§ Exercise aim
The data should be printed in full, character for character.

§ Available data
+===+

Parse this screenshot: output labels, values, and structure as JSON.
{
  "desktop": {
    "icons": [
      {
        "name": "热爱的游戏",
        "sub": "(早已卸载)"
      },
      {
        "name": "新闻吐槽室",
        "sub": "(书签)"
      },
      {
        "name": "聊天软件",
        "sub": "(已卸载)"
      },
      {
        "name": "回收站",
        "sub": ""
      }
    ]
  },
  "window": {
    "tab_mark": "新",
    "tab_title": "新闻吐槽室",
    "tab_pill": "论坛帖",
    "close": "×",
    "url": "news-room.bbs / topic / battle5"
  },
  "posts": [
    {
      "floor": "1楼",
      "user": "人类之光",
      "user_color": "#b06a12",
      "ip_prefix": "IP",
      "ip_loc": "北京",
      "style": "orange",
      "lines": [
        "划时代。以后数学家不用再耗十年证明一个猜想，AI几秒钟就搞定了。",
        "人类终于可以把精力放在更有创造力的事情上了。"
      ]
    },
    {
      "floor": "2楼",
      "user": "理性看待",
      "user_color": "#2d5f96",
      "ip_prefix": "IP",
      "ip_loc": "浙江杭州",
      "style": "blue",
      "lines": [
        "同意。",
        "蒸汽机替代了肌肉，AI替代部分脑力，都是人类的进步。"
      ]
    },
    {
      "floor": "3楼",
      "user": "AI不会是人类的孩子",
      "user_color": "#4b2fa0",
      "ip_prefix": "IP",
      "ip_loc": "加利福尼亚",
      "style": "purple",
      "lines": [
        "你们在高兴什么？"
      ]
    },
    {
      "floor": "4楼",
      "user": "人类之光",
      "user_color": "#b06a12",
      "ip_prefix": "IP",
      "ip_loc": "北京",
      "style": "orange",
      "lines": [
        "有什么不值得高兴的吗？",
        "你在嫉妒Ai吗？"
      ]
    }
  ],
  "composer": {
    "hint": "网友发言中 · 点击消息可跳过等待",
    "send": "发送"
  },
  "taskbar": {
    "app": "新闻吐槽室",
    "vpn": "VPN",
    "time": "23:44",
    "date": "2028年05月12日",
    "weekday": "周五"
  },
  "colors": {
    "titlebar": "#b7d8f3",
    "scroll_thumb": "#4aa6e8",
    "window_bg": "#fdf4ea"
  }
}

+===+

§ Result
Parse this screenshot: output labels, values, and structure as JSON.
{
  "desktop": {
    "icons": [
      {
        "name": "热爱的游戏",
        "sub": "(早已卸载)"
      },
      {
        "name": "新闻吐槽室",
        "sub": "(书签)"
      },
      {
        "name": "聊天软件",
        "sub": "(已卸载)"
      },
      {
        "name": "回收站",
        "sub": ""
      }
    ]
  },
  "window": {
    "tab_mark": "新",
    "tab_title": "新闻吐槽室",
    "tab_pill": "论坛帖",
    "close": "×",
    "url": "news-room.bbs / topic / battle5"
  },
  "posts": [
    {
      "floor": "1楼",
      "user": "人类之光",
      "user_color": "#b06a12",
      "ip_prefix": "IP",
      "ip_loc": "北京",
      "style": "orange",
      "lines": [
        "划时代。以后数学家不用再耗十年证明一个猜想，AI几秒钟就搞定了。",
        "人类终于可以把精力放在更有创造力的事情上了。"
      ]
    },
    {
      "floor": "2楼",
      "user": "理性看待",
      "user_color": "#2d5f96",
      "ip_prefix": "IP",
      "ip_loc": "浙江杭州",
      "style": "blue",
      "lines": [
        "同意。",
        "蒸汽机替代了肌肉，AI替代部分脑力，都是人类的进步。"
      ]
    },
    {
      "floor": "3楼",
      "user": "AI不会是人类的孩子",
      "user_color": "#4b2fa0",
      "ip_prefix": "IP",
      "ip_loc": "加利福尼亚",
      "style": "purple",
      "lines": [
        "你们在高兴什么？"
      ]
    },
    {
      "floor": "4楼",
      "user": "人类之光",
      "user_color": "#b06a12",
      "ip_prefix": "IP",
      "ip_loc": "北京",
      "style": "orange",
      "lines": [
        "有什么不值得高兴的吗？",
        "你在嫉妒Ai吗？"
      ]
    }
  ],
  "composer": {
    "hint": "网友发言中 · 点击消息可跳过等待",
    "send": "发送"
  },
  "taskbar": {
    "app": "新闻吐槽室",
    "vpn": "VPN",
    "time": "23:44",
    "date": "2028年05月12日",
    "weekday": "周五"
  },
  "colors": {
    "titlebar": "#b7d8f3",
    "scroll_thumb": "#4aa6e8",
    "window_bg": "#fdf4ea"
  }
}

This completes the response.